Does where a citizen lives in Niagara impact that person’s ability to create a better quality of life?
Recently, Statistics Canada released data from the 2016 census on the incomes of Canadians, and it appears times are getting better in our country. The federal agency shared that the median income of Canadian households rose to $70,336 in 2015 from $63,457 in 2005, a 10.8 per cent increase.
So, what does this mean for you?
In 1992, the U.S. Department of Housing and Urban Development launched a program called Moving to Opportunity for Fair Housing. The social experiment enabled 4,600 families living in poor neighbourhoods to use a government voucher to either move to a pre-determined wealthier neighbourhood, to any neighbourhood they wished or to stay in public housing.
In 2008, Stefanie Deluca wrote in her article titled Ending Urban Poverty: Neighbourhood Matters that “researchers have found that 40 to 50 per cent of jobs are obtained through social networks that” share “information about positions or offer concrete help during job searches.”
“Areas with higher family incomes and greater levels of education usually have more people working in living-wage and middle-income jobs who can serve as employment resources.”
In 2016, Harvard researchers Raj Chetty, Nathaniel Hendren and Lawrence Katz decided to reach out to the group of Moving to Opportunity’s 4,600 families and learned that those people who moved to nicer neighbourhoods were earning significantly more than those who stayed in public housing.
So is one solution to improving the standard of living for families living in poverty in Niagara, to increase their access to education and employment resources in their neighbourhood?

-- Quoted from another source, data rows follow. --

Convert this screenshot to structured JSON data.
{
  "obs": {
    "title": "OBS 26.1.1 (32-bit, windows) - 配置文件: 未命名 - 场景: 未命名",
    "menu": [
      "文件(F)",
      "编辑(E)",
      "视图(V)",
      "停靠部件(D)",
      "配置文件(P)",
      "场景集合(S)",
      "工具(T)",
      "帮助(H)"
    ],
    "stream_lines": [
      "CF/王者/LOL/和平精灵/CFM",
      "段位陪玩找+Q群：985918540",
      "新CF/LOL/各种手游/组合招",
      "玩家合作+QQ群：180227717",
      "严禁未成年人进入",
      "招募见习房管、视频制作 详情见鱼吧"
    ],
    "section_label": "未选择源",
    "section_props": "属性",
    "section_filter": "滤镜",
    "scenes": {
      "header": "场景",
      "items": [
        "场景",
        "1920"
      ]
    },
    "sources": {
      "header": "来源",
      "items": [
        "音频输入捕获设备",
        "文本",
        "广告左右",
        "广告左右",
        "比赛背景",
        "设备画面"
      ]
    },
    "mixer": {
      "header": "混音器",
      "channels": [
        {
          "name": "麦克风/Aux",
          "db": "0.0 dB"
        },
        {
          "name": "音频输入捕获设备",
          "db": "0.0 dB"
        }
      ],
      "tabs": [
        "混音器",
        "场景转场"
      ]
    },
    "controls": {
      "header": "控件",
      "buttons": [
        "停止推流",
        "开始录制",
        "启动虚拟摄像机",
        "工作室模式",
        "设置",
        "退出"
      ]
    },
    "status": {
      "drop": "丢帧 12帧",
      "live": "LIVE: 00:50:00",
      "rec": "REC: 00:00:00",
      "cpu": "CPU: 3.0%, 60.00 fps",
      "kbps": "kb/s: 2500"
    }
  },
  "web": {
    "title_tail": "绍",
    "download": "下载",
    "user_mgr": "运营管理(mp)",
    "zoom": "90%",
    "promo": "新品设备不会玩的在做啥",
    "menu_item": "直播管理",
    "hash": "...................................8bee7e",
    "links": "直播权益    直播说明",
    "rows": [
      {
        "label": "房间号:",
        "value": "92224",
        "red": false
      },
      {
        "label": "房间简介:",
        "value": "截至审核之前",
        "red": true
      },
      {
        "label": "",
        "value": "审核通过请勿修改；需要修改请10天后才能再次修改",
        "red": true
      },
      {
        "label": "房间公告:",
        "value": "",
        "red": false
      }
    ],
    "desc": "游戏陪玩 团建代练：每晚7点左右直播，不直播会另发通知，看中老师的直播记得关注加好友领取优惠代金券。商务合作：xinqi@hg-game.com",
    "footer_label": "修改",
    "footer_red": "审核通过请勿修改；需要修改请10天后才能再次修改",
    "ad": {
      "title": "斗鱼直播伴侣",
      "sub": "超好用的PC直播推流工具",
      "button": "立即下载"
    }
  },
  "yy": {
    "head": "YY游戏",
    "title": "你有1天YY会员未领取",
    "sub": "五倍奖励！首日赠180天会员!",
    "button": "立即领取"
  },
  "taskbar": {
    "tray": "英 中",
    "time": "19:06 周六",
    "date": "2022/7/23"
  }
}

There have been several initiatives in Niagara that are worthy of note, and here are just a few that seem to be moving our neighbours to opportunity.
In 2010, District School Board of Niagara launched DSBN Academy in 2011 at Empire School in Welland and, due to its success, moved it to the former West Park Secondary School building in St. Catharines in September 2013. The DSBN Academy vision is “achievement through opportunity,” whereby one of its “key strategies” is “strong community partnerships.”
In 2014, The John Howard Society of Niagara’s Job Gym teamed up with Camp Old Navy to enable youth from Welland, Pelham, Fort Erie, Port Colborne, St. Catharines and Lincoln to gain hands-on retail training plus employment counselling. In the past, the Boys and Girls Club of Niagara and YMCA stepped up for our youth.
In 2017 and just a few months ago, Greater Niagara Chamber of Commerce, Niagara Workforce Planning Board, YMCA Employment and Immigrant Services, Rel8ed.to, Business Jumpstart, Niagara Community Observatory, Niagara Connects and Ontario Centre for Workforce Innovation teamed up to create Linking Niagara. The mission is “to connect employers, job seekers and employment service providers and promote smarter hiring practices across Niagara.”
These three programs are but a few examples of the excellent work being done in our region by education, not-for-profit and/or business organizations. There are some themes worthy of note.
First, the organizations involved are all regionally focused, which has enabled them to rise above the often parochial approach to decision-making in Niagara. Second, they have combined to create hubs of activity that enable children and adults from any neighbourhood to gain equal access to services. Third and finally, a leader’s ability to embrace pioneering solutions that boldly challenge Niagara’s current state appears to be the secret sauce in all of these initiatives.
For months and years to come, research studies will be completed regarding the 2016 census to determine if the citizens of Niagara and those living in our poorest neighbourhoods are doing better, worse or the same. One thing is true, together we can provide expanded access to educational and employment services for the betterment of all of Niagara’s citizens including those living in our poorest neighbourhoods if we are ready to disrupt the status quo.
— Damian Goulbourne was mayor of Welland from 2003 to 2010 and has been a Niagara College faculty member in the business, hospitality and environmental division since 1999.